How was the critical American alliance system originally established in Asia, and is it currently threatened? In his most recent book, Powerplay: The Origins of the American Alliance System in Asia, Victor Cha draws from theories about alliances, unipolarity, and regime complexity to examine the fascinating evolution of the U.S. alliance system. Exploring the motivations and aspirations of the Truman and Eisenhower presidencies, Cha explains the bilateral relationship between the U.S. and Asia and how it contributes to the resiliency of global alliances today. Recently Cha took some time to discuss his book and what he learned while writing it.
Why did you write this book?
VC: I was motivated to write a history of how the United States created this incredibly unique and important alliance system in Asia. Long after the Cold War, these alliance still exist and indeed are critical to US policy today. So how and why were these alliances formed? Powerplay is one of those studies that a scholar can work on for years. It deals largely with archival work and in that regard, it is timeless! In my case, I had started the project some 12 years ago and had written about 100 pages. Then, I left Georgetown to take public service leave when I worked on the National Security Council as a director for Asian affairs. I did this for nearly three years between 2004 and 2007 and when I returned to the academy, I took on two additional book projects which took me away from Powerplay for four years. I was so happy to get back to it, however, and spent the last two years going back into the archives and recreating the history of how Kennan, Dulles, Eisenhower and Truman thought about Asia at the end of World War II. I was also able to weave into the last chapter my thoughts about the future of the US alliance system based on my experiences in government. I am so happy with the result and look forward to sharing this with readers.
What did you learn in the course of writing the book?
VC: Perhaps the most interesting lesson for me was how the American experiences as a great power in Asia were truly unique. Even as a colonial power in the 19th century, the United States did not behave like European powers or like prewar Japan. It was a hegemon in Asia, but was more inclusive in its thinking and genuinely interested in more than simply imperial designs. Just as an example, the United States in the 19th century actively encouraged its missionaries to go to Asia to teach about worship, values, and faith. This was unlike the British who banned their missionaries from educating Asia and the Japanese which later imposed state worship on their colonial subjects. The American interest was cultural and economic before it was strategic. It was only with the Cold War that the United States was compelled to create strategic relationships, but then used these relationships to promote democracy and prosperity in the region.
What is your favorite chapter in the book?
VC: Like all authors, I enjoyed the conclusion, because it meant the book was done! Aside from that, I enjoyed very much writing the case study chapters on Korea, Taiwan, and Japan as the stories for each case are different and special in each of their own ways. There are some wonderful quotes by Asian leaders like Syngman Rhee of Korea and Chiang Kai-shek of Taiwan that were fun to discover in the archives. I also enjoyed writing the section in Chapter 7 about the region’s efforts to form a multilateral security organization in 1949. These efforts are not really covered in other histories.

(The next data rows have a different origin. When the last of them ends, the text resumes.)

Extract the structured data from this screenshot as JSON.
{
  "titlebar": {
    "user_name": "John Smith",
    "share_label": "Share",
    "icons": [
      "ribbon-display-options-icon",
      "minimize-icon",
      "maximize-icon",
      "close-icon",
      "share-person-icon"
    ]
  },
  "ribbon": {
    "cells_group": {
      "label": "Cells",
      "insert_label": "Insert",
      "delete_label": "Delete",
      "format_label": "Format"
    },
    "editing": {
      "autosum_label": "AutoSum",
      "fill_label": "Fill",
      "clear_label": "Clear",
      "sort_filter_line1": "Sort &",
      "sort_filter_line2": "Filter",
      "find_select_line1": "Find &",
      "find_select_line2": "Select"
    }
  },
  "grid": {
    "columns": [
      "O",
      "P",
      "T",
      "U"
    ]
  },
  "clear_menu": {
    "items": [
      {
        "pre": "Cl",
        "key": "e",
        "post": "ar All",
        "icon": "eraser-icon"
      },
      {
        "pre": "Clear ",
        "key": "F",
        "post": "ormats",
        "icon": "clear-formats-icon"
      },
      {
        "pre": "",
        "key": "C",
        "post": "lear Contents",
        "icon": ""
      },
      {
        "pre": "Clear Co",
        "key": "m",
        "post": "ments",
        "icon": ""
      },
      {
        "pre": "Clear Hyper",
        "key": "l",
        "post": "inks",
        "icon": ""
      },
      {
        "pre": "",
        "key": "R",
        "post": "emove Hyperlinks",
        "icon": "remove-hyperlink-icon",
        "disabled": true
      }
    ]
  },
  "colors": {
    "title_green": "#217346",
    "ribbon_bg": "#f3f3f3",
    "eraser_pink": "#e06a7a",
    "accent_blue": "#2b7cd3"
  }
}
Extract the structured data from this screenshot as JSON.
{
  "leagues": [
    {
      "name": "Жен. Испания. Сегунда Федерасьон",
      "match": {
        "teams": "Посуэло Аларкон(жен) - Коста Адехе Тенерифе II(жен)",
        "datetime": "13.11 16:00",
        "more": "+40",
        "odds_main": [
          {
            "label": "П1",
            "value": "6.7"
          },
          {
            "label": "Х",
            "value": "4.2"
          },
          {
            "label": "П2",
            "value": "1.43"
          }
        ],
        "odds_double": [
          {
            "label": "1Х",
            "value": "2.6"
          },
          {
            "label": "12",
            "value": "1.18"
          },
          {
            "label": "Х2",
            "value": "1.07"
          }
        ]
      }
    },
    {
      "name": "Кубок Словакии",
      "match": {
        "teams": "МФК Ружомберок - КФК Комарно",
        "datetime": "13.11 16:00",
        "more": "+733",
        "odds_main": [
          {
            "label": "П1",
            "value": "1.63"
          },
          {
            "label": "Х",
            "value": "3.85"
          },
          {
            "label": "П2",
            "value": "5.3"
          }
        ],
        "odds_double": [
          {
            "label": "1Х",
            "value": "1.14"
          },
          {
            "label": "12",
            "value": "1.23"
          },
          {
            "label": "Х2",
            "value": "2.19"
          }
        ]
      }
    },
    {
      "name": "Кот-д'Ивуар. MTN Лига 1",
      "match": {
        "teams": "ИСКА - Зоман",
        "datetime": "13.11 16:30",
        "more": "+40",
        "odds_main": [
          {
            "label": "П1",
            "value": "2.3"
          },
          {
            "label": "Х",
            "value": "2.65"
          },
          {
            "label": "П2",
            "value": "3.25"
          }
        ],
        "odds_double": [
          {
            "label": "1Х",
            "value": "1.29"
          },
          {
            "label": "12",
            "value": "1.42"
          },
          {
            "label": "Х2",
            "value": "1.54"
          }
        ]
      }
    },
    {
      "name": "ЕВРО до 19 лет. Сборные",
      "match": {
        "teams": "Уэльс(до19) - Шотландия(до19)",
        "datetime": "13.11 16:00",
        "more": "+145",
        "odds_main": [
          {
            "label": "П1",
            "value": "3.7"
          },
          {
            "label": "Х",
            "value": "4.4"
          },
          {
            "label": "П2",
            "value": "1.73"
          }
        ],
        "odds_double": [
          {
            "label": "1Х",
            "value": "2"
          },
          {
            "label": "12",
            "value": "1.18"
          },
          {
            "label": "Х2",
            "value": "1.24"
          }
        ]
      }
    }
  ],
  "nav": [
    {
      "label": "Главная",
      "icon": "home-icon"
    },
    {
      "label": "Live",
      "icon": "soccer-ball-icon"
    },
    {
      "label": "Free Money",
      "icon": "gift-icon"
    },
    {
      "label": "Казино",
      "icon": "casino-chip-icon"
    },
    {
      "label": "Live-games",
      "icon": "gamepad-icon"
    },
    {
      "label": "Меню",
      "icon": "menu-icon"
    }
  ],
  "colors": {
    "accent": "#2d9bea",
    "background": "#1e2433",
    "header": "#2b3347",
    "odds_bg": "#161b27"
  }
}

What is the story behind the cover art?
VC: So, the editors at Princeton and I discussed for a while an appropriate cover for the book. There were some fantastic pictures in the Dulles papers at Princeton that I had come across, and the one we chose is that of John Foster Dulles at the front in Korea one week before the North Korean invasion of 1950. The other photo we considered was Japanese prime minister Yoshida Shigeru signing a document at the San Francisco conference with Dulles and Dean Acheson standing behind him. Both photos conveyed the inordinate strength that the United States wielded at the time over these countries, but also an appreciation of the strategic importance of these new allies. The book is about “control” and these photos seemed to convey the “hands-on” nature of the U.S. commitment.
Victor Cha holds the D. S. Song-Korea Foundation Chair in Government and is the director of Asian Studies at Georgetown University. He is also senior adviser at the Center for Strategic and International Studies (CSIS) in Washington, DC, and formerly served as director of Asian Affairs on the White House National Security Council. Cha is an award-winning author, receiving awards for his books The Impossible State and Alignment Despite Antagonism. His most recent book is Powerplay: The Origins of the American Alliance System in Asia.